The Federal Reserve Board has hit two Midwest banks with enforcement orders.
Directors at Freedom Bank in Tulsa, Okla., have agreed to detail in writing plans to sharpen their oversight of the $41.5 million-asset bank, including hiring a chief credit officer with sufficient know-how in lending and collection, and strengthening practices for managing credit risk.
The agreement gives the bank 60 days to detail plans to maintain sufficient capital, to document its loan and credit administration practices and to correct shortcomings in its loan files that examiners flagged in September.

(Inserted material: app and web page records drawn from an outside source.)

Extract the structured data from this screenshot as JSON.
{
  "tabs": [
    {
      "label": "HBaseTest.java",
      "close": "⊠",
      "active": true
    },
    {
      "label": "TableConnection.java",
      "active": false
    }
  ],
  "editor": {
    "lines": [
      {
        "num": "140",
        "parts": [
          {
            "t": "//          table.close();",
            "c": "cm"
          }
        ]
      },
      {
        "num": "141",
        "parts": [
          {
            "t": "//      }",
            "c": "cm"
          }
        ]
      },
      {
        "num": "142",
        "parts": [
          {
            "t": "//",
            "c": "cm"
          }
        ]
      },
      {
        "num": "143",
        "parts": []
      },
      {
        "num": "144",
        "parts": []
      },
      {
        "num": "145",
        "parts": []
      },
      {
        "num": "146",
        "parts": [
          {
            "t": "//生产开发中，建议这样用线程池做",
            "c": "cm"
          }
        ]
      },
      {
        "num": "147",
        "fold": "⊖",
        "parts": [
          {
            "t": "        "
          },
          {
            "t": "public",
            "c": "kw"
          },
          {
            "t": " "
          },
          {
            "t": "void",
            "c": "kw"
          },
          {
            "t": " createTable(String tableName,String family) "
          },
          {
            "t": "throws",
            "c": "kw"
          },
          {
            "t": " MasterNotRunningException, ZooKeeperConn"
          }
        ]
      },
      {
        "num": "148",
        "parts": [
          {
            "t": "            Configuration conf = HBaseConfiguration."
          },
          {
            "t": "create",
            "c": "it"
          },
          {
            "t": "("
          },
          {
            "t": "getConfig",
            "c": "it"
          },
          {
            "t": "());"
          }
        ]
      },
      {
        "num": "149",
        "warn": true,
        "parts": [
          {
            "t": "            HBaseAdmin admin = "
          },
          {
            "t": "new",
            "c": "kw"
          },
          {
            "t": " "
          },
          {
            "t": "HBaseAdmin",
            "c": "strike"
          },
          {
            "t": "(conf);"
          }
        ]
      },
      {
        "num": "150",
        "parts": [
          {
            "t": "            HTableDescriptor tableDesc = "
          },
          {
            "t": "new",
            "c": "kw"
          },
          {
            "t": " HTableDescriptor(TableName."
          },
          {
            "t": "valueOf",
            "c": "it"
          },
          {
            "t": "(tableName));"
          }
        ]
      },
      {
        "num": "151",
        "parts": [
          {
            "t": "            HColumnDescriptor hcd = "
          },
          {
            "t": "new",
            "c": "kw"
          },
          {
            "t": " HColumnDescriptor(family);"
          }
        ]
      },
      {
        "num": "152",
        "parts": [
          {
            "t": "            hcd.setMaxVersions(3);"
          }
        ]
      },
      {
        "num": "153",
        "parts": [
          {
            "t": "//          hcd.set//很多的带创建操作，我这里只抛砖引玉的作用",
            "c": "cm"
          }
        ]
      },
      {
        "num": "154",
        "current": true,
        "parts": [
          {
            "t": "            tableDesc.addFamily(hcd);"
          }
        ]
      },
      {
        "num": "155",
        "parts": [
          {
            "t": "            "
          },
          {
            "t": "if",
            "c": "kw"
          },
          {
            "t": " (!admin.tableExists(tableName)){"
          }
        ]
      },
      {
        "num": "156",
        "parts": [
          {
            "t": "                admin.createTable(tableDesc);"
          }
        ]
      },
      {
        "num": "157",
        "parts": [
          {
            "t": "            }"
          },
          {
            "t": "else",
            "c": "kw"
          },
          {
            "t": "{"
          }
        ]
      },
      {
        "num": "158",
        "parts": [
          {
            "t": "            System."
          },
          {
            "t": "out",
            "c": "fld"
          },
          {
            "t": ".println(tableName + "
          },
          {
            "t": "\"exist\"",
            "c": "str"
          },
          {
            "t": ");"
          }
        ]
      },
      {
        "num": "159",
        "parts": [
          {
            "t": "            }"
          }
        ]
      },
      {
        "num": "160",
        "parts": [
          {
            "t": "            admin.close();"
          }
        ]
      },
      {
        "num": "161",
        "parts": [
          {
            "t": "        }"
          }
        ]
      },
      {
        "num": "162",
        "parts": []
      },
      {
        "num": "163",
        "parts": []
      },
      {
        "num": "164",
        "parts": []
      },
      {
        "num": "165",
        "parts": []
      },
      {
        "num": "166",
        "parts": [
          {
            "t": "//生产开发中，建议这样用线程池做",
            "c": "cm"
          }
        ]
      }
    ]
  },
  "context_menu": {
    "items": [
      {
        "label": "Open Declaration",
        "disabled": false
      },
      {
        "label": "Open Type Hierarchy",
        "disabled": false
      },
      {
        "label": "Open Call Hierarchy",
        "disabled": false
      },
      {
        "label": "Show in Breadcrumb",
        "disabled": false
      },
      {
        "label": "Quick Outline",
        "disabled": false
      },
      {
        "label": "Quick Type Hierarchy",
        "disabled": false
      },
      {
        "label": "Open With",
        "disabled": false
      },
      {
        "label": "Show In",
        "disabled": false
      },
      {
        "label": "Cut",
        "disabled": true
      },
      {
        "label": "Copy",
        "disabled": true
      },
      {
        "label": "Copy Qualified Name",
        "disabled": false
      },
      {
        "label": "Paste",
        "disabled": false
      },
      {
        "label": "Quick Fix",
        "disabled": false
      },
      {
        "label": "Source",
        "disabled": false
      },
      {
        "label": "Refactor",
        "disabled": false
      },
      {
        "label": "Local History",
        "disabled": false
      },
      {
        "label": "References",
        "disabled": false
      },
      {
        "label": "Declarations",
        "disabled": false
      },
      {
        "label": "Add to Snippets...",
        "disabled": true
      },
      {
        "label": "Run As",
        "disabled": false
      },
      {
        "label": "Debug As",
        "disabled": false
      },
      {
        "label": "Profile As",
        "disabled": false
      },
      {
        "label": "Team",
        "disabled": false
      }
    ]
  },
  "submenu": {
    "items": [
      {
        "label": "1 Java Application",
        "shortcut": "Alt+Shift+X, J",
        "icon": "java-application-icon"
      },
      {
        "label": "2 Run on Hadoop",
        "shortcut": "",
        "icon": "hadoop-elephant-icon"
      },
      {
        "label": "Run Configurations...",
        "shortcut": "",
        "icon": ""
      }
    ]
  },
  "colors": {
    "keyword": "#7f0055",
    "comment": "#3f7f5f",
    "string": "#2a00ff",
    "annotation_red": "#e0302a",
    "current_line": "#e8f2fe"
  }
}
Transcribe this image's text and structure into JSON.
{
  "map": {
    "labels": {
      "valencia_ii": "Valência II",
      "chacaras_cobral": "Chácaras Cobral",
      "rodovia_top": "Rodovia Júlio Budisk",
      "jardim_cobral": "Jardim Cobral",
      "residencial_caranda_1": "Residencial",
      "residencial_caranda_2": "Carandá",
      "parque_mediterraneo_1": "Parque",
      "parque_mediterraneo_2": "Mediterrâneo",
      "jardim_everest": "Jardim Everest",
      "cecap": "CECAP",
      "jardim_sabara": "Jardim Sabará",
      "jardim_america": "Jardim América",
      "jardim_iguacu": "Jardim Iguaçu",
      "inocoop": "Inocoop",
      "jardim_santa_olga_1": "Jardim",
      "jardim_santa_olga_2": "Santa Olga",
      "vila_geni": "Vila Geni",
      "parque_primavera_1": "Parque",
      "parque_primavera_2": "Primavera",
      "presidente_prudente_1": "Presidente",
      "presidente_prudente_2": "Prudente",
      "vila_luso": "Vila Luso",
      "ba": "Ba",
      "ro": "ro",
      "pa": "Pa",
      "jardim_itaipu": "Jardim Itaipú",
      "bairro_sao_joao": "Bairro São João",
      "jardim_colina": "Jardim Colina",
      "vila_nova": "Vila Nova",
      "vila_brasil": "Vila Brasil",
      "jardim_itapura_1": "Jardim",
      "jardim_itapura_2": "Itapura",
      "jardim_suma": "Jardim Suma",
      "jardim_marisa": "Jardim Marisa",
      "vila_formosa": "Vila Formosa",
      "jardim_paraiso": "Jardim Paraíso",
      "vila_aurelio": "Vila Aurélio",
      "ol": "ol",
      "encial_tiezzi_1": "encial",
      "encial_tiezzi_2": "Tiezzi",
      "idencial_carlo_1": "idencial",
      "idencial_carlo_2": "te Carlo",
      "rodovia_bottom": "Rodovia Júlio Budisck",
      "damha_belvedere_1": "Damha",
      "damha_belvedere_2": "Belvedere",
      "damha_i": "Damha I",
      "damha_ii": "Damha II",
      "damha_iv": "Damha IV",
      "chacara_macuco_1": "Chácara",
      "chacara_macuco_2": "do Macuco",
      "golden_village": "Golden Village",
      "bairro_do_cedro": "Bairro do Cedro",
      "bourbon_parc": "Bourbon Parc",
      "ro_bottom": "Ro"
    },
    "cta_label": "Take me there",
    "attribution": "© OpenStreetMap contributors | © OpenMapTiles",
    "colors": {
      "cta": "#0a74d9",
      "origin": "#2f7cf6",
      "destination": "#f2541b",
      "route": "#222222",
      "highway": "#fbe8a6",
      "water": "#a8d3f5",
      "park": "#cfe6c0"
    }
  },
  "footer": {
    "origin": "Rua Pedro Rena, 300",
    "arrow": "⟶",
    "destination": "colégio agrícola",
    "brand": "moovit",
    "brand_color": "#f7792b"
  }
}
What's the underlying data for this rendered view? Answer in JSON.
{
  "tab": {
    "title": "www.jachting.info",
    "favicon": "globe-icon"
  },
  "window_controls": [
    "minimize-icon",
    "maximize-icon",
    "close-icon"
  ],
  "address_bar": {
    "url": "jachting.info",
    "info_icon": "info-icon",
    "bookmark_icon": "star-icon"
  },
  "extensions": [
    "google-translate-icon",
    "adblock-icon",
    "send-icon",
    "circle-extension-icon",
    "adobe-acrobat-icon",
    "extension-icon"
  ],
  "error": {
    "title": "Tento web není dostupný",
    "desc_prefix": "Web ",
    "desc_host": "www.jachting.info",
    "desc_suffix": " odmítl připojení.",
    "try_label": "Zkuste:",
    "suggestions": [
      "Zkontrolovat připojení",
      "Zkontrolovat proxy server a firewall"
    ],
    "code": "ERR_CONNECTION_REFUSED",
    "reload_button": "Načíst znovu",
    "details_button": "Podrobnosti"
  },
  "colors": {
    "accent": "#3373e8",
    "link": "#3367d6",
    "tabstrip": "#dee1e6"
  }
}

The bank also agreed to refrain from extending further credit to any borrower whose loan examiners criticized, to detail plans to reduce its number of loans worth $100,000 or more that are past due, and to lay out plans for managing risks for an economic downturn or changes in interest rates.
Freedom has one month to charge off loans that examiners classified as losses. The bank also pledged to file a business plan for the coming year and to refrain from paying dividends or reducing capital without permission from regulators.
Separately, Freedom Bancorp. in Lindstrom, Minn., has agreed to serve as a source of strength for its $276.3 million-asset Lake Area Bank subsidiary. The company has agreed to refrain from paying dividends or redeeming stock or debt without the Fed's permission.
The Fed and Freedom Bank signed their pact on April 16, while the agreement between Freedom Bancorp. and the Fed was signed Monday. The Fed released both orders on Thursday.